Last week it was two bottles of branded lemonade, which is always in short supply during the festive period.

The rules are simple.
Is it a "sale" price?
Will it still be in date during the Christmas holidays?

You'd be surprised how it mounts up, not only helping the savings, but the heavy lifting and madness of the festive period.

UPDATE: 
Week 3: Chocolate coins for the tree, Matchmakers (discounted and in date), good old after eights (reduced), tonic, ginger ale and soda water (bottle of each)

Covid lockdown support for local business

When lockdown struck, food was scarce.
Faced with ridiculous queues at supermarkets, or starving.
Step forward local butchers and fruit & veg wholesalers.

A ready supply of eggs, fruit, veg, milk, meat and the like, without hiking up their prices to exploit a need in their customer base.

They really kept us going.
But it wasn't unusual, it was business as usual for them and us.

Using local business for as much as possible, just kept on going.

Real heroes in our house, huge thanks to them.

Dyson ball animal 2 (upright)

* Unsponsored product review

After battling with the Shark NV681UKT Powered Lift-Away True Pet Vacuum Cleaner, for almost 2 months, their tech help people decided we had, "the wrong type of carpet" and issued a code for me to return it to Argos and exchange it for another model.
The good people at Argos (tip of the hat for great customer service @ArgosHelpers) made the whole process very easy.
A quick ring to check the code out, at the store and we were good to go, to choose another vacuum.

We opted to pay our last remaining £100 (emergency budget) on the Dyson ball animal 2 vacuum.

So for your perusal, here's our review of it.

Positives:
Outstanding cleaning!
Picks up animal hair with ease (on medium power), leaves no lines where it's dragged back, the suction is A1, the best we have had for a vacuum.
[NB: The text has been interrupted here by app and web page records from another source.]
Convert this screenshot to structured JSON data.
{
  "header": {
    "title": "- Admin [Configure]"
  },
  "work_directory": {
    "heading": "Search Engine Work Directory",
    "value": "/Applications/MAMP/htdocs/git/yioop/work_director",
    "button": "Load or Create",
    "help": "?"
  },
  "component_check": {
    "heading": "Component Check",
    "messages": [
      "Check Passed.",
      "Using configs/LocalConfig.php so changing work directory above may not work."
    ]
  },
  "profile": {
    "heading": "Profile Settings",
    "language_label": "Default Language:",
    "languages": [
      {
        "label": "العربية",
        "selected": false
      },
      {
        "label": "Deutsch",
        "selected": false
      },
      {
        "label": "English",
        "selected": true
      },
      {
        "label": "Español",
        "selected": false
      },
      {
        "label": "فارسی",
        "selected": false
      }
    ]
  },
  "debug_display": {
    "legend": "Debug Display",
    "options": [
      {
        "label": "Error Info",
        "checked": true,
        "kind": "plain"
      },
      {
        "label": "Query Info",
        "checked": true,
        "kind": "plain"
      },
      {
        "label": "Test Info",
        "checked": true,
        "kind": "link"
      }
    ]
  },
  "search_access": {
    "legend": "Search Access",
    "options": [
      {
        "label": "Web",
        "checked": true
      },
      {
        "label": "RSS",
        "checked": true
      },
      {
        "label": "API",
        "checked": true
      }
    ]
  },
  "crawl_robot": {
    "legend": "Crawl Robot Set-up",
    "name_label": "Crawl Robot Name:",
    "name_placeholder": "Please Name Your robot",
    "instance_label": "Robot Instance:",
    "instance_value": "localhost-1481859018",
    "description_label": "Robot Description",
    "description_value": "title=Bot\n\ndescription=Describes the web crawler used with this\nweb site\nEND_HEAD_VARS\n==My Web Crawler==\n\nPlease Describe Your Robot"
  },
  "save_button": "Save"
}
One to two passes over the hair and it was gone.
Some behind the radiator dust I brushed out over a week ago, right up against the skirting board, was gone in seconds (the shark machine couldn't get near it). At last, a true "pet" vacuum cleaner.
Very quiet, remarkably so, one of the quietest machines we've ever had.
Very long cable - ideal for an open plan house layout.
Usual selection of attachments, including a sideways roller adaption for the furniture and an extension head for getting under stuff with a suction powered attachment.
Cleaning our front room carpet, the shark took around 1 hour 10 minutes (still leaving bits that had to be scraped up with a rubber soled foot) - the Dyson ball animal 2 took around 8 minutes, without any bits left on the carpet!

Negatives:
The price.
We paid £299 in total, but considering all the messing about with our previous shark and it's performance, it still represents good value.

Overall:
Pet cleaning - outstanding!
Does exactly what it claims to do. 10/10
Suction - superb, even on the medium setting.
Suction remains strong on uneven surfaces 10/10
Gadgets - all the usual plus a pet hair settee adaption and an adapter to reach under furniture (suction powered) 10/10
Cord - almost 11 metres, very good for our open plan house. 10/10
Edge suction - very good, especially when head on. 10/10
Price - the only thing that lets it down a bit, but it is a new machine and one of the top of the range. 8/10

It's fair to say we are very pleased with the dyson, so much so, the better half and I have been hoovering up twice a day. This, in our house, is very rare!